Sometimes, the truest measure of genuine faith is a willingness to grab a shovel and dig out those who've fallen into one of life's holes. Later, if the effort has left you with an aching back, you can say a meaningful and heartfelt prayer of thanks while the newly rescued—whose humanitarian sensibilities, oddly, never needed refreshing— brings you the rubbing liniment and asks if you need an aspirin and maybe a pillow for your head.

Bella said...

Devastating and confronting - empty words are not only reserved for politicians. "Help" that harms, or harm disguised as help. Hope for a day when shelters and aid are provided by organisations that don't offer empty platitudes and a desire to indoctrinate in their help. I think I have listened too much to Mr Hitchens, particularly his harsh criticism of Mother Thereasa and her "help" which indirectly sentenced millions of the poor to death from aids etc...
Oh dear, with age cynicism creeps in...but I still grip onto a good dose of idealism (just alot less as time goes by) :)

Thanks for another thought-provoking post.


The Solitary Walker said...

We have been shocked here in the UK about the bush fires in Victoria, Bella. I hope you are far from the flames.

Bella said...

Thanks SW, I am a long distance from the fury of the fires but the impact is felt throughout the country. Many people died in their cars trying to escape - The TV has a constant stream of the destruction and whilst watching it I am provoked into reminiscing a poem I learnt at school - "I love a sunburnt country...for floods and fire and famine, she pays us back threefold...her beauty and her terror, the wide brown land for me..." Dorothea Mackellar 1904...its taken me a few decades but I now can relate to this poem and the Australian landscape -

Grizzled always writes great comments!!

The Solitary Walker said...

Yes, I too love those blogposts and comments from our friend, the Grizzled Scribe!

Talking of cynicism, last night we went to see the latest Sam Mendes film 'Revolutionary Road'. Amongst other things it's about the loss of idealism. A greater film than 'American Beauty', I thought - still distinctly the Mendes style, but more mature, more flowing and more profound. He's absolutely brilliant at those embarrassing, round-the-table, dinner scenes...

Bella said...

I was debating whether to see 'Revolutionary Road' - thanks, will go and see it...particularly as my theme for the moment is cynicism...On a recent and frequent re-watch of the film 'three colours red' - the cynicism/loss of ideals of the judge character played by Jean-Louis Trintignant is so excruciatingly brilliant.

Now I think I am well and truly off the track of your original post and probably commenting way too much after it was posted. :)

The Solitary Walker said...

Fine by me to go off track. I've been doing that all my life.

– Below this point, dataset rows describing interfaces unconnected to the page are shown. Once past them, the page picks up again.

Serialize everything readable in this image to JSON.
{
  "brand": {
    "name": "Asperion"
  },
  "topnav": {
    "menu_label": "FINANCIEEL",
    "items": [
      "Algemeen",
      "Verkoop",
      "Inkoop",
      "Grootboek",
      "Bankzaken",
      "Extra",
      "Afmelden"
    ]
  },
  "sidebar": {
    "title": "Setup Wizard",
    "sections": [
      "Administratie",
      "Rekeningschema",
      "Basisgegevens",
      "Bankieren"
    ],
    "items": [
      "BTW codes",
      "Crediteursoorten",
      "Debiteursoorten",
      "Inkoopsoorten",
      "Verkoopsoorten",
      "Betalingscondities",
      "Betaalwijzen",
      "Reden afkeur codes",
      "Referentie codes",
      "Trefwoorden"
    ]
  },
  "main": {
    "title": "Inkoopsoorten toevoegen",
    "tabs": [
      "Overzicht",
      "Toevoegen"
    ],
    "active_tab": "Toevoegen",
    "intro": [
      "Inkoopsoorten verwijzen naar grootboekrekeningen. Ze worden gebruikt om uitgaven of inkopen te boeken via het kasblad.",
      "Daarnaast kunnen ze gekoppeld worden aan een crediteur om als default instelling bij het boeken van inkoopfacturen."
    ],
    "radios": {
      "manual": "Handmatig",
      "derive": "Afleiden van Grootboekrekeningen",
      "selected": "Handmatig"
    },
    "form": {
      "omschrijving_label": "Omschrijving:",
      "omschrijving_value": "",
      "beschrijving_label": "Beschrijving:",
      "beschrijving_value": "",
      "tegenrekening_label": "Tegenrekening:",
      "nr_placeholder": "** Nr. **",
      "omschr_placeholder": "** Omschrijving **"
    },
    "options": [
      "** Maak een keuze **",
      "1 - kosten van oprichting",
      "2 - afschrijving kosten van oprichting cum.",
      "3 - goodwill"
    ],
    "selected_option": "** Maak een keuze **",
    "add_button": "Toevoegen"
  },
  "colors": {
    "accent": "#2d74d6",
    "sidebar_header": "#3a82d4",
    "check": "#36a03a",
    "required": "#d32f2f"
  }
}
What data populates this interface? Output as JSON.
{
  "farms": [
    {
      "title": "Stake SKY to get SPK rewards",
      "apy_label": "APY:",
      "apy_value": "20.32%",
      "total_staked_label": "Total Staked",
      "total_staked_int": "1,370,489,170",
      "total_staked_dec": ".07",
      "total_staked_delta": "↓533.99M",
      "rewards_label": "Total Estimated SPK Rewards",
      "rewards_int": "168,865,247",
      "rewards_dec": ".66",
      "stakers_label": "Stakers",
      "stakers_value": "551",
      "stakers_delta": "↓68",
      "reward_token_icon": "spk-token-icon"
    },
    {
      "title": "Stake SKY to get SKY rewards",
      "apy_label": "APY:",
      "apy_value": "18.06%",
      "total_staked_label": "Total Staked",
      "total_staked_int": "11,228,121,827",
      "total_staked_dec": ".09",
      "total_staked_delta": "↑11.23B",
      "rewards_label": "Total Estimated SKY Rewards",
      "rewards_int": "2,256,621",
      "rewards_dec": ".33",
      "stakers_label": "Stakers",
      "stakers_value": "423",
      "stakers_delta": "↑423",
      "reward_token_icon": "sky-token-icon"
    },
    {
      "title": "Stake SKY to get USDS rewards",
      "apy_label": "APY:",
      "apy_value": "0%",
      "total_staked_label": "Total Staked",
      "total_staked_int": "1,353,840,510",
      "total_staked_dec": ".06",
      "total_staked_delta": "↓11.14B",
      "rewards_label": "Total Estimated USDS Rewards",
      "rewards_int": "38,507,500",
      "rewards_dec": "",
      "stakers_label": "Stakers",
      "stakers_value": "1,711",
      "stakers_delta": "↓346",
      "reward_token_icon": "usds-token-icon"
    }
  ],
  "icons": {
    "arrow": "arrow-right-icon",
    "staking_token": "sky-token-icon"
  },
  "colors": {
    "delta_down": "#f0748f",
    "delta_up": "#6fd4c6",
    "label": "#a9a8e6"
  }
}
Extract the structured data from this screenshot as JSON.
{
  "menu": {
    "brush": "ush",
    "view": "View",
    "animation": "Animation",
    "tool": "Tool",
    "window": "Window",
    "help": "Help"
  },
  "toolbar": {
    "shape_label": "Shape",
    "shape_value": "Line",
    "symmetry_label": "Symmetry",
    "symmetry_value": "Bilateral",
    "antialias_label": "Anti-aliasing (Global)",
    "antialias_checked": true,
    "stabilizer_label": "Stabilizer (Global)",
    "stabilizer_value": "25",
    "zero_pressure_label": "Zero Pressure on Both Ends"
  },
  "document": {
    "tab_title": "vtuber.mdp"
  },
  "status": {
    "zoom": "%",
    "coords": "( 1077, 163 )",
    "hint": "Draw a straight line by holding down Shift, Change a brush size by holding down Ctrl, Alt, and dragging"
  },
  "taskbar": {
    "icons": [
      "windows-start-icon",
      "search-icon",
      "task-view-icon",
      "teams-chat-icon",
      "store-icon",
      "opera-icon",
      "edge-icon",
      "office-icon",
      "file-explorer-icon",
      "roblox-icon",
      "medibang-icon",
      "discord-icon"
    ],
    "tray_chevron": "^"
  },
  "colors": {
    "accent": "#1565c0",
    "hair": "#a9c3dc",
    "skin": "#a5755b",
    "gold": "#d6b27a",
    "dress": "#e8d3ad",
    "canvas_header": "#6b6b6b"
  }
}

The '3 Colours' Trilogy is superb, isn't it? I have a great little critical book about it on my shelf by Geoff Andrew in the BFI Modern Classics series.

'Revolutionary Road' is certainly worth seeing. Kate Winslet's performance is stunning. The film's had mixed reviews - I think some critics found it unredemptive and bleak. But I like bleak!